→ **DATASET RECORDS**:

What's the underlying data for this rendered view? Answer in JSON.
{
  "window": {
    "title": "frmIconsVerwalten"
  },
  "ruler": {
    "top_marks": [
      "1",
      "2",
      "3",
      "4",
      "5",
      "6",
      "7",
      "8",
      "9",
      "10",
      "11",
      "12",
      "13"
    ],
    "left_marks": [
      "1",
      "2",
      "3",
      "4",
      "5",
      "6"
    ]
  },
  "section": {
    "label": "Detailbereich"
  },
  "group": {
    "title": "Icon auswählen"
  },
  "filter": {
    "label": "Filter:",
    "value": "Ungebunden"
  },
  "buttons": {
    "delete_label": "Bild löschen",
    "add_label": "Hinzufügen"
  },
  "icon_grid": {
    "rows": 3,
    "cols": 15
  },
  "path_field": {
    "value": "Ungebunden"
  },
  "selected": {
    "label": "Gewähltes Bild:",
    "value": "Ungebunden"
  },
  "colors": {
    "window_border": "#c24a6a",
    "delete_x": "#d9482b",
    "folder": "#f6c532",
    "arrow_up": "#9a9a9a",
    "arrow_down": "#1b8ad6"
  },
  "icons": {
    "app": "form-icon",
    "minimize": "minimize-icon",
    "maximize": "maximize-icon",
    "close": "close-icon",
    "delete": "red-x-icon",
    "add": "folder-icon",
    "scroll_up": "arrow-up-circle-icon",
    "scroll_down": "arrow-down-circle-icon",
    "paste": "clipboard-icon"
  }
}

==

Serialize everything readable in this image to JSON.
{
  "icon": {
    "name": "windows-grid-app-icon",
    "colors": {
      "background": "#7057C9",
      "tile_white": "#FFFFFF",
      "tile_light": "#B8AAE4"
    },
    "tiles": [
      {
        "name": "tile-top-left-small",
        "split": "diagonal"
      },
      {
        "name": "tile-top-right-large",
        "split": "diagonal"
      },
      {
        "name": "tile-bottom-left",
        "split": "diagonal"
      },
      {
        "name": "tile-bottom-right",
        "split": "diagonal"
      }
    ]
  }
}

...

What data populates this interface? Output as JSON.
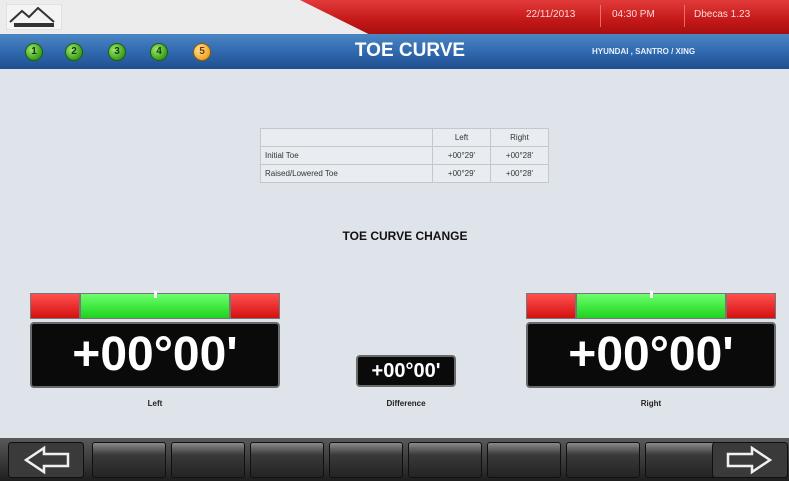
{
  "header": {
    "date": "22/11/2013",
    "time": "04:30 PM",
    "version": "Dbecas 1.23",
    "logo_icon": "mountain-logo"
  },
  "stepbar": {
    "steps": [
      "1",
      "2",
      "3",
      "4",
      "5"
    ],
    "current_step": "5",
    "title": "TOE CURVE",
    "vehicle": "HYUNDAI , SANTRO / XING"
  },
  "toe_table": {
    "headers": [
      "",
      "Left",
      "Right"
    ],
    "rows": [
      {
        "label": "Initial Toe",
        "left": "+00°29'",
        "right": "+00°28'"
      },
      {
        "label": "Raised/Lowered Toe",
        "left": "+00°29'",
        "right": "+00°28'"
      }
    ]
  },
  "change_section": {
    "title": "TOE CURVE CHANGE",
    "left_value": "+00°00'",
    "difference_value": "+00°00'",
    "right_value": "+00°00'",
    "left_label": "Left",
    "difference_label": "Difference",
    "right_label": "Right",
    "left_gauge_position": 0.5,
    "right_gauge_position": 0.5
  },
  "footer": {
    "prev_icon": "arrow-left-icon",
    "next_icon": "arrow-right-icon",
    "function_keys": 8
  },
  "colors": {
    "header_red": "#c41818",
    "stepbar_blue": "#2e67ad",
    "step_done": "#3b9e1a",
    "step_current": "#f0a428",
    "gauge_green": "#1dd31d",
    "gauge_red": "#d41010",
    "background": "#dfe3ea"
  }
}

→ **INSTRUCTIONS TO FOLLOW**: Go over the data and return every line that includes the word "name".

→ **TASK RESPONSE**:
    "name": "windows-grid-app-icon",
        "name": "tile-top-left-small",
        "name": "tile-top-right-large",
        "name": "tile-bottom-left",
        "name": "tile-bottom-right",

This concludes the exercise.